Have you ever heard of the expressions ‘empty words’ or ‘empty chatter’?  Usually, there is a deeper reason why certain expressions have become time-honored.

What makes words empty?  We could say that mere, and often incorrect, repeating of something we heard or read without fully understanding its meaning makes our words empty.  Any words used to bolster our egos are bound to be empty.  Frivolous talk produces empty chatter.  For good reason, the expression ‘empty words’ is often used in connection with unfulfilled promises or saying things we don’t mean.  Sometimes we reply absentmindedly to someone else’s question or story without having fully listened.  In this case, our words will certainly be mostly empty as well.

Words that are profound or have some bearing are those that come from deep insight as a result of full comprehension gained through one’s inquiry, contemplation, and direct experience.  Words that are profound usually have a positive effect on the listener, because they come from a place of wisdom.  I know from my own experience with a book I once read that profound words can potentially be life-altering.  There are many profound words, as in ancient spiritual texts from all traditions with their complex imagery, which will by-pass the intellect and go straight to the intuitive understanding of the reader.

In this age of mass and social media, every day we are confronted with an overload of words.  Oftentimes, without even realizing it, they make us confused and tired.  There is only so much information we can process at any given time.  We, too, are contributing to the conversation via emails, text messages, Facebook, Twitter, blogs, etc.  But we have the choice to contribute to the chaos and abundance of empty words that are already flooding all channels of communication or we can decide to contribute to the conversation only with words that have some bearing.

How do we know if our words are empty or meaningful?  To help discern between these two qualities, asking ourselves the following questions might help:  Will what I am about to say have any positive effect on the world around me?  Will my words add to the world’s beauty or spiritual richness?  Will I be of any help or brighten someone’s day with my words?  If we can say ‘yes’ to any one of these questions, then we know that we are about to make a valuable contribution and are not cluttering our environment with more empty words or chatter.


Would it make sense to give every drop in the ocean a name?  Does any of them ever independently exist on its own?  Are any of the drops different from the others?

Conventionally, we need to label things and living beings to help navigate and orient ourselves in this existence.  But, like the drops in the ocean, all things and living beings are connected in this vast universe.  And none of them exists on its own.

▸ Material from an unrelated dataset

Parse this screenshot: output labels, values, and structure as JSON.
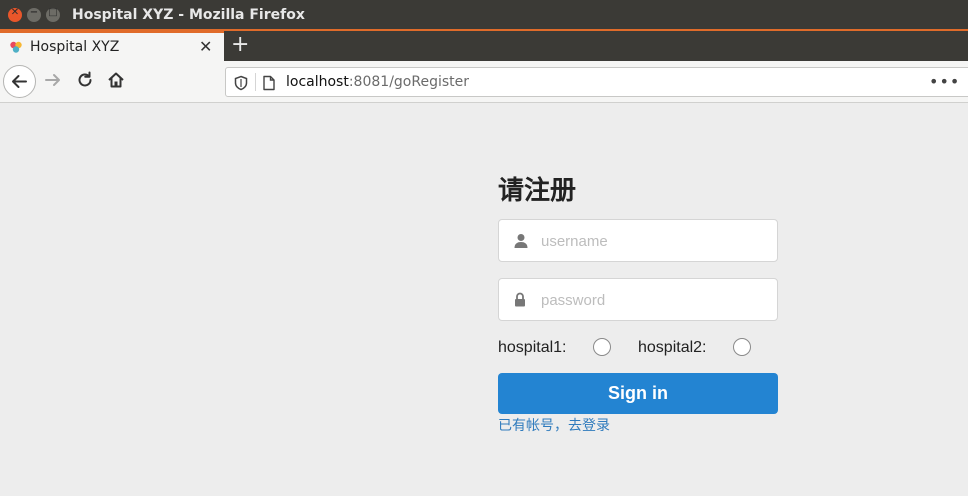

Therefore, it does make sense to treat things and living beings with the same love, kindness, and compassion as we would treat ourselves.  Whatever attitude we extend toward others, the world will respond in kind.  A loving, kind, and compassionate attitude will generate great harmony among all.

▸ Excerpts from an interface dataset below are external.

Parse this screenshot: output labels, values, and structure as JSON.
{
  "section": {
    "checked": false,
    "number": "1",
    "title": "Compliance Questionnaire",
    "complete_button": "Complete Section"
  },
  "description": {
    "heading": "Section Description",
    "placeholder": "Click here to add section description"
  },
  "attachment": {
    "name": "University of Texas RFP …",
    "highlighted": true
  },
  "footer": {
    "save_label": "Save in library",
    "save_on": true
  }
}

Why Look In The Mirror?


Why look in the mirror?
Don’t we already know our bodies from the inside out?
Are we not already connected with them in the most intimate way possible?

Think of your arms and legs.
Your arms will perform any task you command them to do,
  no matter how straining and difficult.
Your legs will sedulously carry you wherever you ask them to take you,
  no matter how far or how high.

Think of your eyes, mouth, ears, nose, and hands.
They are your portals to the outer world and to life itself.
How tirelessly they take in air, nourishment, and outer stimuli,
And help you express your inner life to the outer world!

Why look in the mirror and judge your miraculous body
  that is so supportive and perfect?
You already know it.  It is the temple in which your soul resides.
Treat it with gratitude, kindness, and great care!


Outer Altar – Inner Sanctum


An altar needs daily tending to.

There are wilting flowers and ripening fruit to be replaced,

Burnt out candles to be changed out by new ones,

Water to be refreshed.

The surface of the altar requires dusting.

We may like to present little seasonal treasures from nature;

Something representing the five elements.

We approach the altar gently and with great humility.

Done mindfully, tending to an altar fills us with joy and gratitude.

Physically, mentally and spiritually,

it takes us close to the subject of our veneration.

Perhaps without realizing it, as we tend to the outer altar,

we simultaneously tend to our inner sanctum.

What a joyous and worthwhile effort both are!